▸ Exercise goal
Repeat all the lines below exactly, but omit the pictures.

▸ Data for review
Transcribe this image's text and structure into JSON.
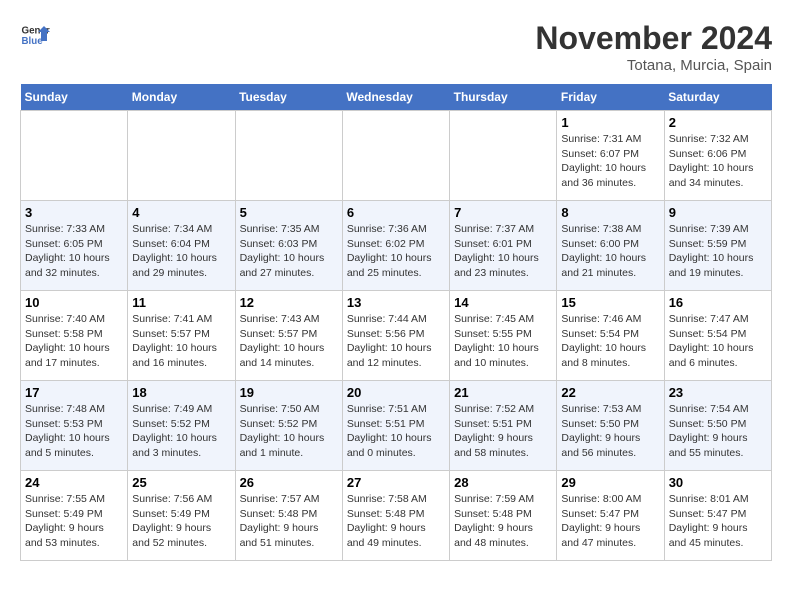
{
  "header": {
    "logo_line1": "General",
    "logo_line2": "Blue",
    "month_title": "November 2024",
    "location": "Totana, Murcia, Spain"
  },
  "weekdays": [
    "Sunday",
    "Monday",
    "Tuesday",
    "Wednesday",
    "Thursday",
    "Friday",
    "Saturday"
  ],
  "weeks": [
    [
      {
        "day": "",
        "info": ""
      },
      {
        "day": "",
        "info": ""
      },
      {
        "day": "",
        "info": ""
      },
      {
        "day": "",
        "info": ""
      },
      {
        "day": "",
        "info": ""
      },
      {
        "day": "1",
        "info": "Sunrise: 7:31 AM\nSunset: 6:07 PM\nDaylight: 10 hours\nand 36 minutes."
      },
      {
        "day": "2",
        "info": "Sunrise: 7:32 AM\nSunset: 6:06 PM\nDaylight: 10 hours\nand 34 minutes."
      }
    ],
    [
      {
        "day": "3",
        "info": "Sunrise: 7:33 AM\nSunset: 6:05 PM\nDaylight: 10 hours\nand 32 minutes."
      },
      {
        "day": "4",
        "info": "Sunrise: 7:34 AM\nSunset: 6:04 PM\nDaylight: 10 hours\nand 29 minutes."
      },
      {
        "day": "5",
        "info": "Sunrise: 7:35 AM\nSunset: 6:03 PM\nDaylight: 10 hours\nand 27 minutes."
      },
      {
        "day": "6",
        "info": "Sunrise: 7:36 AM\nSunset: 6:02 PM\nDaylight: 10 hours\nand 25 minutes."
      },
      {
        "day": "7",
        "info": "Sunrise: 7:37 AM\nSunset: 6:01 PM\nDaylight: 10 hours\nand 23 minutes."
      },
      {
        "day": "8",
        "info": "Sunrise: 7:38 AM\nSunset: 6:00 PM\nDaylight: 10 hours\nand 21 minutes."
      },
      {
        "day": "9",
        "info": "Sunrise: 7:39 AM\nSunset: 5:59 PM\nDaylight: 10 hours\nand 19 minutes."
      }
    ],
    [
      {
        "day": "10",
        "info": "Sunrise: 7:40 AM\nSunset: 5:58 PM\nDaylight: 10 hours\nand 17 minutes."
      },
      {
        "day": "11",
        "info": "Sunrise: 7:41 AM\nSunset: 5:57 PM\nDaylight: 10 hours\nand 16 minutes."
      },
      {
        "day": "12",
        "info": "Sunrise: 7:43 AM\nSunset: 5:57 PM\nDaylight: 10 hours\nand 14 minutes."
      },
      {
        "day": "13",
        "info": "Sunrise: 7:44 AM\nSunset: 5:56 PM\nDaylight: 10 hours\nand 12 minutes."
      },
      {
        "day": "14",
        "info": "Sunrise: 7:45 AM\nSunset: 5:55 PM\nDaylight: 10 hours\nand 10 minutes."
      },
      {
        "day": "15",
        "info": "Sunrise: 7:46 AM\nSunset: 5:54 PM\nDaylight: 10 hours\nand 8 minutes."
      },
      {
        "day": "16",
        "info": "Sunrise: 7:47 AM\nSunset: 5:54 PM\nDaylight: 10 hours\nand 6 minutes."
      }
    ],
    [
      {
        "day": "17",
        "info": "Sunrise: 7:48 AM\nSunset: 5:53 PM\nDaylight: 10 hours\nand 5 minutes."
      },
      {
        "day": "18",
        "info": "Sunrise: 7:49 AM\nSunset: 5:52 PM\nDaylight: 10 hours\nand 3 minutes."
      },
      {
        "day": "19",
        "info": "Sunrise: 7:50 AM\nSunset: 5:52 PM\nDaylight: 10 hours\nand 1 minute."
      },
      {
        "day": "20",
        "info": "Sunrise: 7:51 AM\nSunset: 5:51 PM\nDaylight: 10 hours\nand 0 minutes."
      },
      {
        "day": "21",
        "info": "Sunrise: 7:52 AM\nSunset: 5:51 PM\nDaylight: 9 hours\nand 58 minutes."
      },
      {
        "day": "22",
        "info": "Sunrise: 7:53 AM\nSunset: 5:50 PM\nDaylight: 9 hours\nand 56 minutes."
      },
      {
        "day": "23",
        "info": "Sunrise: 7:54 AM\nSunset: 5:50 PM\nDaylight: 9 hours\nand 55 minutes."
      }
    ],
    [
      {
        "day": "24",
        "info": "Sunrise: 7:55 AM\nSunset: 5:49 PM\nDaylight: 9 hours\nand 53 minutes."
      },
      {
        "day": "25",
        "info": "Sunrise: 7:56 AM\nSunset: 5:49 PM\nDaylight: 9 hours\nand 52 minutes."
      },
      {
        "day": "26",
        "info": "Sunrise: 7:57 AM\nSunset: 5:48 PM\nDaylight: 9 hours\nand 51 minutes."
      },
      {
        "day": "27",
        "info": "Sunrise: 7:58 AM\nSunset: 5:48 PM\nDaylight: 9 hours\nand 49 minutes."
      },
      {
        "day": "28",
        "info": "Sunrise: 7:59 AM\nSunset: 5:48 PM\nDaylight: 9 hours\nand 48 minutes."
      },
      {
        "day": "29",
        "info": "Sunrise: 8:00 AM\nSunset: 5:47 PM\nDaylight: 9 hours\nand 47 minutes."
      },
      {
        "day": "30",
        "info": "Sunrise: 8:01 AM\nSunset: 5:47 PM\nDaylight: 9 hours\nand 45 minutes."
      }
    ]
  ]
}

▸ Answer to the exercise
Transcribe this image's text and structure into JSON.
{
  "header": {
    "logo_line1": "General",
    "logo_line2": "Blue",
    "month_title": "November 2024",
    "location": "Totana, Murcia, Spain"
  },
  "weekdays": [
    "Sunday",
    "Monday",
    "Tuesday",
    "Wednesday",
    "Thursday",
    "Friday",
    "Saturday"
  ],
  "weeks": [
    [
      {
        "day": "",
        "info": ""
      },
      {
        "day": "",
        "info": ""
      },
      {
        "day": "",
        "info": ""
      },
      {
        "day": "",
        "info": ""
      },
      {
        "day": "",
        "info": ""
      },
      {
        "day": "1",
        "info": "Sunrise: 7:31 AM\nSunset: 6:07 PM\nDaylight: 10 hours\nand 36 minutes."
      },
      {
        "day": "2",
        "info": "Sunrise: 7:32 AM\nSunset: 6:06 PM\nDaylight: 10 hours\nand 34 minutes."
      }
    ],
    [
      {
        "day": "3",
        "info": "Sunrise: 7:33 AM\nSunset: 6:05 PM\nDaylight: 10 hours\nand 32 minutes."
      },
      {
        "day": "4",
        "info": "Sunrise: 7:34 AM\nSunset: 6:04 PM\nDaylight: 10 hours\nand 29 minutes."
      },
      {
        "day": "5",
        "info": "Sunrise: 7:35 AM\nSunset: 6:03 PM\nDaylight: 10 hours\nand 27 minutes."
      },
      {
        "day": "6",
        "info": "Sunrise: 7:36 AM\nSunset: 6:02 PM\nDaylight: 10 hours\nand 25 minutes."
      },
      {
        "day": "7",
        "info": "Sunrise: 7:37 AM\nSunset: 6:01 PM\nDaylight: 10 hours\nand 23 minutes."
      },
      {
        "day": "8",
        "info": "Sunrise: 7:38 AM\nSunset: 6:00 PM\nDaylight: 10 hours\nand 21 minutes."
      },
      {
        "day": "9",
        "info": "Sunrise: 7:39 AM\nSunset: 5:59 PM\nDaylight: 10 hours\nand 19 minutes."
      }
    ],
    [
      {
        "day": "10",
        "info": "Sunrise: 7:40 AM\nSunset: 5:58 PM\nDaylight: 10 hours\nand 17 minutes."
      },
      {
        "day": "11",
        "info": "Sunrise: 7:41 AM\nSunset: 5:57 PM\nDaylight: 10 hours\nand 16 minutes."
      },
      {
        "day": "12",
        "info": "Sunrise: 7:43 AM\nSunset: 5:57 PM\nDaylight: 10 hours\nand 14 minutes."
      },
      {
        "day": "13",
        "info": "Sunrise: 7:44 AM\nSunset: 5:56 PM\nDaylight: 10 hours\nand 12 minutes."
      },
      {
        "day": "14",
        "info": "Sunrise: 7:45 AM\nSunset: 5:55 PM\nDaylight: 10 hours\nand 10 minutes."
      },
      {
        "day": "15",
        "info": "Sunrise: 7:46 AM\nSunset: 5:54 PM\nDaylight: 10 hours\nand 8 minutes."
      },
      {
        "day": "16",
        "info": "Sunrise: 7:47 AM\nSunset: 5:54 PM\nDaylight: 10 hours\nand 6 minutes."
      }
    ],
    [
      {
        "day": "17",
        "info": "Sunrise: 7:48 AM\nSunset: 5:53 PM\nDaylight: 10 hours\nand 5 minutes."
      },
      {
        "day": "18",
        "info": "Sunrise: 7:49 AM\nSunset: 5:52 PM\nDaylight: 10 hours\nand 3 minutes."
      },
      {
        "day": "19",
        "info": "Sunrise: 7:50 AM\nSunset: 5:52 PM\nDaylight: 10 hours\nand 1 minute."
      },
      {
        "day": "20",
        "info": "Sunrise: 7:51 AM\nSunset: 5:51 PM\nDaylight: 10 hours\nand 0 minutes."
      },
      {
        "day": "21",
        "info": "Sunrise: 7:52 AM\nSunset: 5:51 PM\nDaylight: 9 hours\nand 58 minutes."
      },
      {
        "day": "22",
        "info": "Sunrise: 7:53 AM\nSunset: 5:50 PM\nDaylight: 9 hours\nand 56 minutes."
      },
      {
        "day": "23",
        "info": "Sunrise: 7:54 AM\nSunset: 5:50 PM\nDaylight: 9 hours\nand 55 minutes."
      }
    ],
    [
      {
        "day": "24",
        "info": "Sunrise: 7:55 AM\nSunset: 5:49 PM\nDaylight: 9 hours\nand 53 minutes."
      },
      {
        "day": "25",
        "info": "Sunrise: 7:56 AM\nSunset: 5:49 PM\nDaylight: 9 hours\nand 52 minutes."
      },
      {
        "day": "26",
        "info": "Sunrise: 7:57 AM\nSunset: 5:48 PM\nDaylight: 9 hours\nand 51 minutes."
      },
      {
        "day": "27",
        "info": "Sunrise: 7:58 AM\nSunset: 5:48 PM\nDaylight: 9 hours\nand 49 minutes."
      },
      {
        "day": "28",
        "info": "Sunrise: 7:59 AM\nSunset: 5:48 PM\nDaylight: 9 hours\nand 48 minutes."
      },
      {
        "day": "29",
        "info": "Sunrise: 8:00 AM\nSunset: 5:47 PM\nDaylight: 9 hours\nand 47 minutes."
      },
      {
        "day": "30",
        "info": "Sunrise: 8:01 AM\nSunset: 5:47 PM\nDaylight: 9 hours\nand 45 minutes."
      }
    ]
  ]
}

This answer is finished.